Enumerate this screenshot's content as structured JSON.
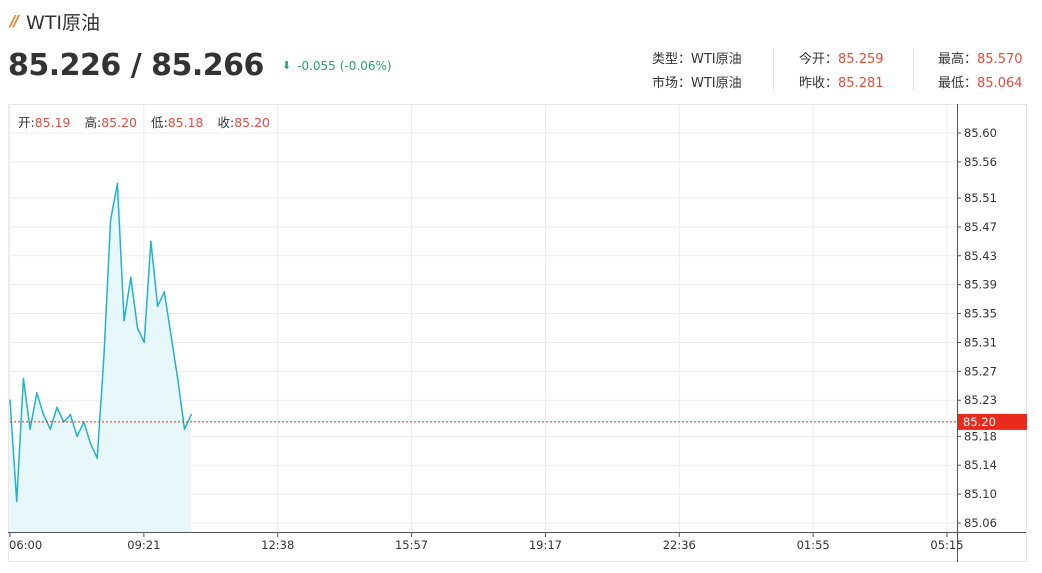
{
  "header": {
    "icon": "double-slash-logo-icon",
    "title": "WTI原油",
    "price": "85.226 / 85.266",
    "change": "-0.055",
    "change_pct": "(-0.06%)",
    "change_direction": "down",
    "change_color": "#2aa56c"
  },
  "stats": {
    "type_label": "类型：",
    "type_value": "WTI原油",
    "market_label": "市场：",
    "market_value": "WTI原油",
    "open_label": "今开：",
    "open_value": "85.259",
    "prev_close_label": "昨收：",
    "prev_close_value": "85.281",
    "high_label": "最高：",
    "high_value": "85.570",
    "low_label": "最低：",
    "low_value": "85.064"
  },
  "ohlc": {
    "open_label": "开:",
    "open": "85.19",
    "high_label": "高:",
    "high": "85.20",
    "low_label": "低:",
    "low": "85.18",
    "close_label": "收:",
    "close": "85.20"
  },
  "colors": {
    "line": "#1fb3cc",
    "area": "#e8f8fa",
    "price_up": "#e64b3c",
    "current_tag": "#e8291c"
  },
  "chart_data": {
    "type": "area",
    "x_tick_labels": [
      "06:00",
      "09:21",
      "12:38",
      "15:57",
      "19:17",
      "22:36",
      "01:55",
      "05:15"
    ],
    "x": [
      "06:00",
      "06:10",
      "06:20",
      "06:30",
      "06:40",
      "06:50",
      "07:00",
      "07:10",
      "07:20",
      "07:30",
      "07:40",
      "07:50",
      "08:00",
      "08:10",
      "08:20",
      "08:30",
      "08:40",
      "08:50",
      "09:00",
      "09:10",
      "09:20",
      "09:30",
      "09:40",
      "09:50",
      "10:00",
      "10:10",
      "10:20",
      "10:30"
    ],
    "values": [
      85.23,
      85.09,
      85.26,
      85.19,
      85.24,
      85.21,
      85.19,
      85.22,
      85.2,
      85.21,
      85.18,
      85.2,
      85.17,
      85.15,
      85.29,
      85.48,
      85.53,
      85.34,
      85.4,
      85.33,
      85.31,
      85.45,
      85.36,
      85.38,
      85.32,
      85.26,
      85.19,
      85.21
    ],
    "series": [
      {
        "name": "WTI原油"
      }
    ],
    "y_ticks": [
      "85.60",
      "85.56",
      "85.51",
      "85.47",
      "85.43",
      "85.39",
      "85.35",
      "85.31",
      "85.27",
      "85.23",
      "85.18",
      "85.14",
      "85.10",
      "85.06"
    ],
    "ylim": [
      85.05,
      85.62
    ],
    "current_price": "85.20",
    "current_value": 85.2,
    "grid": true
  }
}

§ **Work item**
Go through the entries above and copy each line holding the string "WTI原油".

§ **Result for this exercise**
    "title": "WTI原油",
    "type_value": "WTI原油",
    "market_value": "WTI原油",
        "name": "WTI原油"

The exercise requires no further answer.